- EXERCISE GOAL:
If a line in the records below contains the word "true", return that line.
┌──
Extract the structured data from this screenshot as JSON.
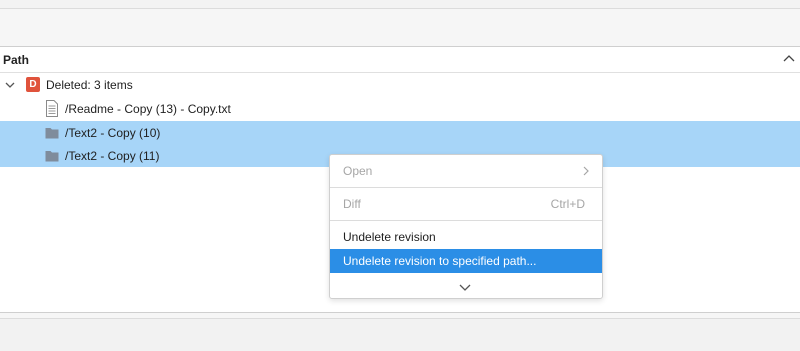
{
  "header": {
    "column_title": "Path"
  },
  "tree": {
    "group": {
      "badge": "D",
      "label": "Deleted: 3 items"
    },
    "items": [
      {
        "path": "/Readme - Copy (13) - Copy.txt",
        "icon": "file-icon",
        "selected": false
      },
      {
        "path": "/Text2 - Copy (10)",
        "icon": "folder-icon",
        "selected": true
      },
      {
        "path": "/Text2 - Copy (11)",
        "icon": "folder-icon",
        "selected": true
      }
    ]
  },
  "context_menu": {
    "items": [
      {
        "label": "Open",
        "enabled": false,
        "submenu": true
      },
      {
        "label": "Diff",
        "shortcut": "Ctrl+D",
        "enabled": false
      },
      {
        "label": "Undelete revision",
        "enabled": true
      },
      {
        "label": "Undelete revision to specified path...",
        "enabled": true,
        "highlighted": true
      }
    ]
  },
  "colors": {
    "selection": "#a7d5f8",
    "menu_highlight": "#2b8ee6",
    "deleted_badge": "#e0533c",
    "folder": "#7f8c9c"
  }
}
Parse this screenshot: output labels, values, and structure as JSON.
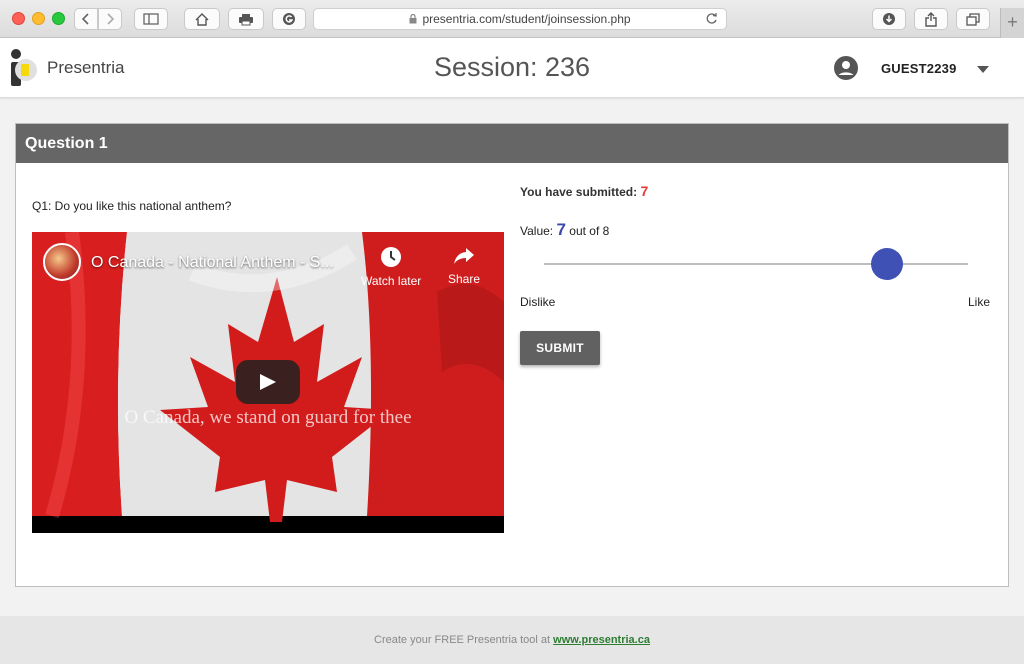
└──
- EXERCISE RESULT:
        "selected": true
        "selected": true
        "submenu": true
        "enabled": true
        "enabled": true,
        "highlighted": true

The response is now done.